(Records supplied Opens)

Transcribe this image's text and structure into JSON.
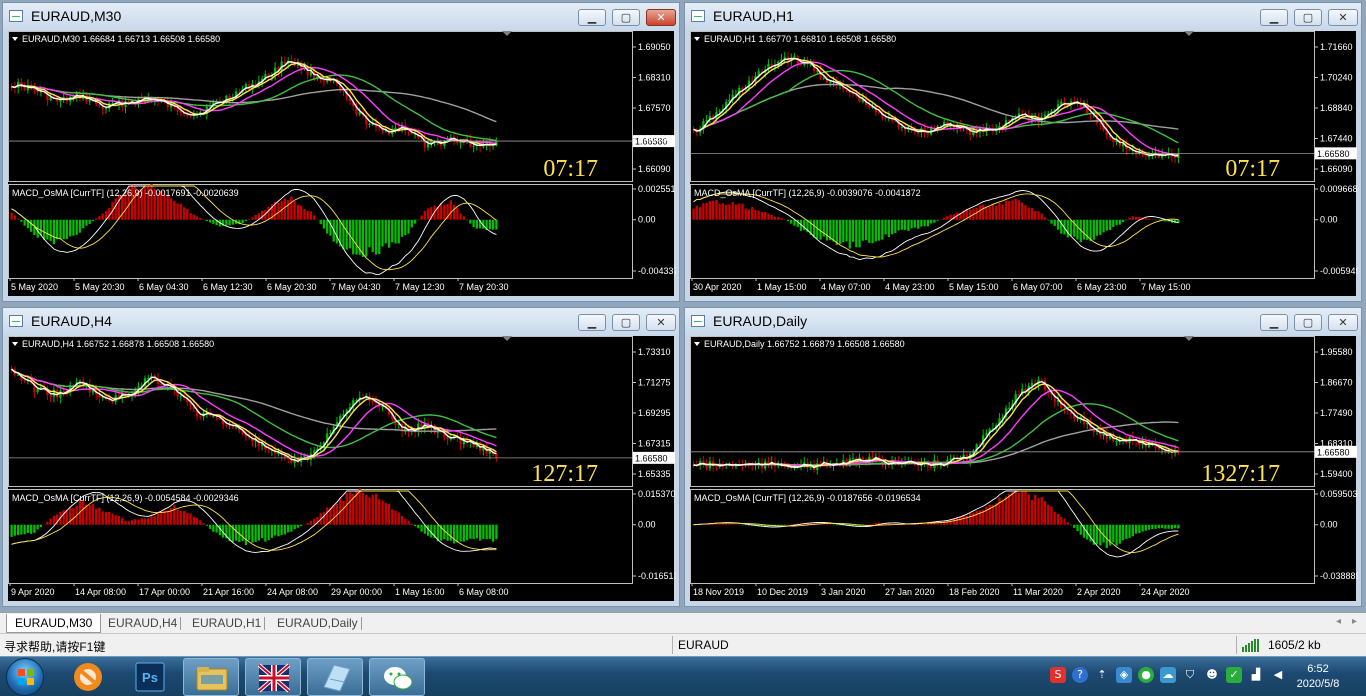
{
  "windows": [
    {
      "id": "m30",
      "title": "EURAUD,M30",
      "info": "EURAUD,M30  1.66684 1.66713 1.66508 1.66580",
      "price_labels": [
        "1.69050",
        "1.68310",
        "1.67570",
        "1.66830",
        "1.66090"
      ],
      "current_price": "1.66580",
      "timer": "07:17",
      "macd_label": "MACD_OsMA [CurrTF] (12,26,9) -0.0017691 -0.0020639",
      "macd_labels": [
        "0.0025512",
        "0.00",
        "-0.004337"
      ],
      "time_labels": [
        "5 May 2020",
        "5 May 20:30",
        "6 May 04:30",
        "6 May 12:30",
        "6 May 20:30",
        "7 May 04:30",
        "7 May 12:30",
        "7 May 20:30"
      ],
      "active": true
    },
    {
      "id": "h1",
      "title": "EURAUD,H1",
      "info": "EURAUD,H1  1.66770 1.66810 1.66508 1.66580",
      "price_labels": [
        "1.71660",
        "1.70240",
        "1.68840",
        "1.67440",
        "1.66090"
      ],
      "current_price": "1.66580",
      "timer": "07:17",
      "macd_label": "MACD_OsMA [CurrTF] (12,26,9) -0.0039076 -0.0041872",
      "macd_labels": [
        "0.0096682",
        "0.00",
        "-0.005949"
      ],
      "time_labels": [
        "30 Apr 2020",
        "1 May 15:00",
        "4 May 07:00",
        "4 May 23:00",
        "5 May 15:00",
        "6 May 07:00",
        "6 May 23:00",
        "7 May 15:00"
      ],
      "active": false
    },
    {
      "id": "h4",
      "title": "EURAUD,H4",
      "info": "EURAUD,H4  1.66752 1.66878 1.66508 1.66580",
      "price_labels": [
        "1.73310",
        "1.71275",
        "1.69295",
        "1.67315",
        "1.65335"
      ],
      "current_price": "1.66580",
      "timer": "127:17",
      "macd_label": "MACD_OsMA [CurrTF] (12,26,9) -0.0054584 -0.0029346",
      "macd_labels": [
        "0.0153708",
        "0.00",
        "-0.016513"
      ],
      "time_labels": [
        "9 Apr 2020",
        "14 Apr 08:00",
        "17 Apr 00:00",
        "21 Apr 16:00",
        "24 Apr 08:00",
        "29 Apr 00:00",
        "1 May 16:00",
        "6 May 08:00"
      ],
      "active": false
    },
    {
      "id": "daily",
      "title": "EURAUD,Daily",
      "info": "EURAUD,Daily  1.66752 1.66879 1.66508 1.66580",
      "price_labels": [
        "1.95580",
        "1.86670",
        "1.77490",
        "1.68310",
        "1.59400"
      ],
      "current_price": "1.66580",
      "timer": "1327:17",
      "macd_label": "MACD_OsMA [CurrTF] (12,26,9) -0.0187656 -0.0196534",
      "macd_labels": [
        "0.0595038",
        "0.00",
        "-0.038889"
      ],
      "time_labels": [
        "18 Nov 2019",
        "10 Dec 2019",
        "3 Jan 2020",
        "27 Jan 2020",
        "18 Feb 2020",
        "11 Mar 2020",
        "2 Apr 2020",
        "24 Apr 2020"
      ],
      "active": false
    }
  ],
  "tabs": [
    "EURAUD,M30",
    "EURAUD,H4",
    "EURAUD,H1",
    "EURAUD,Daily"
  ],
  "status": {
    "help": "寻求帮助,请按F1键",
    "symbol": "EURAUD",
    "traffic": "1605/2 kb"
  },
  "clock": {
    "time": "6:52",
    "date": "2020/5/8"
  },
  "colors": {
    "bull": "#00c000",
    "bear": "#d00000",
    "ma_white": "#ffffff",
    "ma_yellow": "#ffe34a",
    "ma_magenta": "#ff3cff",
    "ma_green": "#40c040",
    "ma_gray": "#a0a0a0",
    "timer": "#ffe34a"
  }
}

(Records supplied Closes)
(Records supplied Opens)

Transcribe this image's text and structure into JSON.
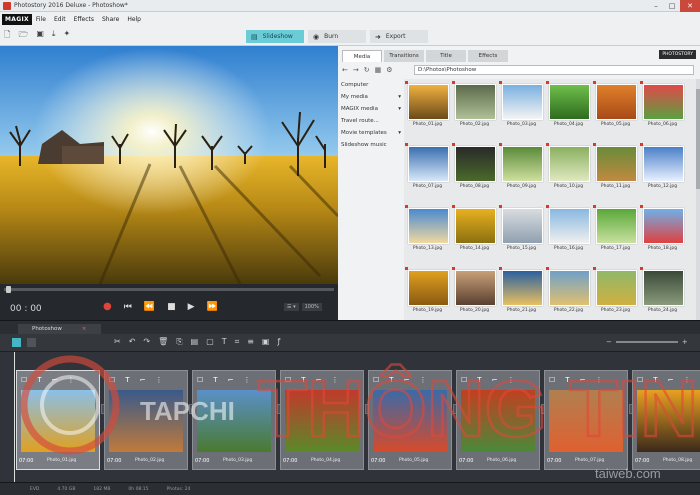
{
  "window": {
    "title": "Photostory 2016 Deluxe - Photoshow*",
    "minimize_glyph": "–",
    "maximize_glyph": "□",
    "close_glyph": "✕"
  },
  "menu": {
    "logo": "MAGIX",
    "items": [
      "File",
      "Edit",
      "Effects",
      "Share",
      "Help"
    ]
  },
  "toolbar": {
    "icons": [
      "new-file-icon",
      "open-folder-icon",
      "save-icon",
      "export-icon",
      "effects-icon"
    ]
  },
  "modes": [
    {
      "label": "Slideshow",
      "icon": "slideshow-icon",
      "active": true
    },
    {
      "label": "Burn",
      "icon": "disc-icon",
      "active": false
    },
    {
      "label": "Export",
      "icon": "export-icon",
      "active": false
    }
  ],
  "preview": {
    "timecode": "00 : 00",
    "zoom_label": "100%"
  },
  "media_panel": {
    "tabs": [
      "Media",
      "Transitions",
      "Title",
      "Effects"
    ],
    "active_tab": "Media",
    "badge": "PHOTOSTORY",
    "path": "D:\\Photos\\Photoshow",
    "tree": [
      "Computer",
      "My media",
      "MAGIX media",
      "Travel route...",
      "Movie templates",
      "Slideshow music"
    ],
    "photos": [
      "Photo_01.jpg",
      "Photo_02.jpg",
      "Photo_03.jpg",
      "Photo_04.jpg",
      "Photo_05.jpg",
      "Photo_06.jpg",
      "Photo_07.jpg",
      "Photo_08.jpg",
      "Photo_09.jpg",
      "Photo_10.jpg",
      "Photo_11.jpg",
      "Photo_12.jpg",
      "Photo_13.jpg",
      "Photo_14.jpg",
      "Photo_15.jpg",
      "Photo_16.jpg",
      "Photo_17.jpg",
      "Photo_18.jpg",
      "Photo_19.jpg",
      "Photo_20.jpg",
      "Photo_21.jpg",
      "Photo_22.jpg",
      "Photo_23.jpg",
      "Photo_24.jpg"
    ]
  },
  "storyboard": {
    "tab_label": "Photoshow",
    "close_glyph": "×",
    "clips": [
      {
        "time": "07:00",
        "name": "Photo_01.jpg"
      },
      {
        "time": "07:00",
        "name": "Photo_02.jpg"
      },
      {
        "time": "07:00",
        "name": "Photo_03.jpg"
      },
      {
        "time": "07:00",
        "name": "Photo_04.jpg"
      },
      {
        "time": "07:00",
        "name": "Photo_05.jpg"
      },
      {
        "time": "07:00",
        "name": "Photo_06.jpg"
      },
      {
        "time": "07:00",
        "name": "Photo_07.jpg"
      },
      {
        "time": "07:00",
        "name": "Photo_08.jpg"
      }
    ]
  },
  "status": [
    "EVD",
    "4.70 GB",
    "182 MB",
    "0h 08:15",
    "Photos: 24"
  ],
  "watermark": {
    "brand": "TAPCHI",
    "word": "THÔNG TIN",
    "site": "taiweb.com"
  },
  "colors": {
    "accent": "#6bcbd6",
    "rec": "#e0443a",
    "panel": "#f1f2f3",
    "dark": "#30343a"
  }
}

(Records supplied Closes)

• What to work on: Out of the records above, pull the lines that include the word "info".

• Reply to the task:
      "info": "EURAUD,M30  1.66684 1.66713 1.66508 1.66580",
      "info": "EURAUD,H1  1.66770 1.66810 1.66508 1.66580",
      "info": "EURAUD,H4  1.66752 1.66878 1.66508 1.66580",
      "info": "EURAUD,Daily  1.66752 1.66879 1.66508 1.66580",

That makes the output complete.